About the National AED Registry

The National AED Registry enhances your ability to help sudden cardiac arrest (SCA) victims.

The National AED Registry is a robust data repository containing information about the presence and location of registered, publicly accessible AEDs. This information is used by the AED Link system to generate and transmit a GIS map layer showing emergency medical dispatchers the locations of registered AEDs at and nearby SCA victims.

Registering your AEDs can help save lives in your community by letting participating emergency response agencies know where your AEDs are located so they can be found and used quickly when needed.

Registering may also help you comply with state and local AED notification and registration requirements, as well as provide you with free timely email reminders such as when to check AEDs and when batteries and electrodes may need to be replaced.

Atrus enhances the reach of 911 dispatchers to enable more rapid lifesaving automated external defibrillator (AED) response to the community

AED Sign

Atrus' products and services expand the reach of emergency medical dispatchers to enable faster lifesaving automated external defibrillator (AED) response within the community.

This free service is made available to you by Atrus, Inc., creators of the AED Link system. AED Link rapidly links Sudden Cardiac Arrest victims, AEDs, trained AED responders in the event of a Sudden Cardiac Arrest. Once this system is activated in your community you will have the opportunity to voluntarily respond with this potential life saving device by becoming a volunteer citizen responder.

By using AED location information to substantially expand the coverage range of public access AEDs, Atrus helps reduce the time to defibrillation in public settings and increase the frequency of AED use.

The Atrus AED Link™ system is an innovative, end-to-end solution that helps emergency medical dispatch agencies substantially and cost-effectively increase the benefits of publicly placed automated external defibrillators deployed in the community.

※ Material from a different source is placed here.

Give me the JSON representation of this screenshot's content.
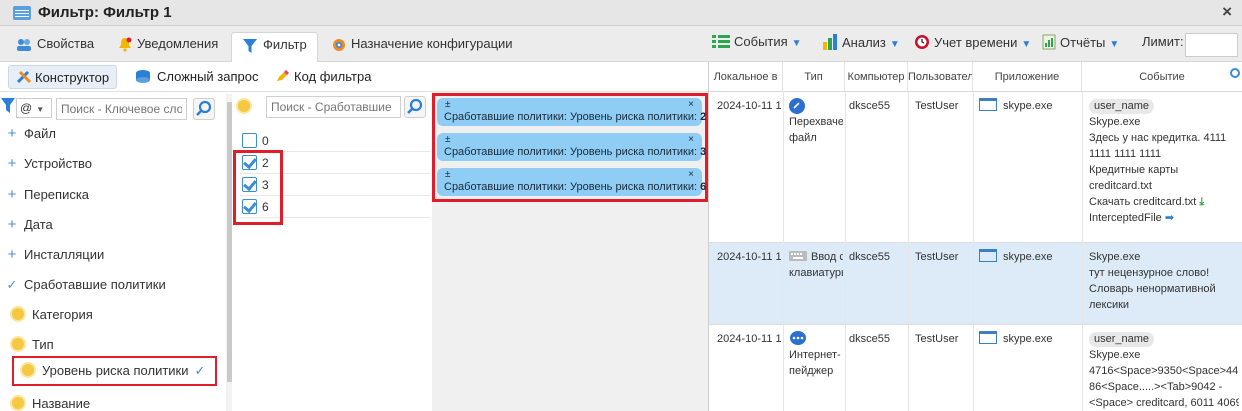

  • Publicly available AEDs are rarely retrieved and used because bystanders generally can't see them and emergency medical dispatchers are unaware they are nearby.
  • Statistics provided by the CARES (Cardiac Arrest Registry to Enhance Survival) Registry indicate that publicly available AEDs are used less than 5% of the time when needed and available. As a result, SCA victims are dying at locations at or nearby publicly placed AEDs.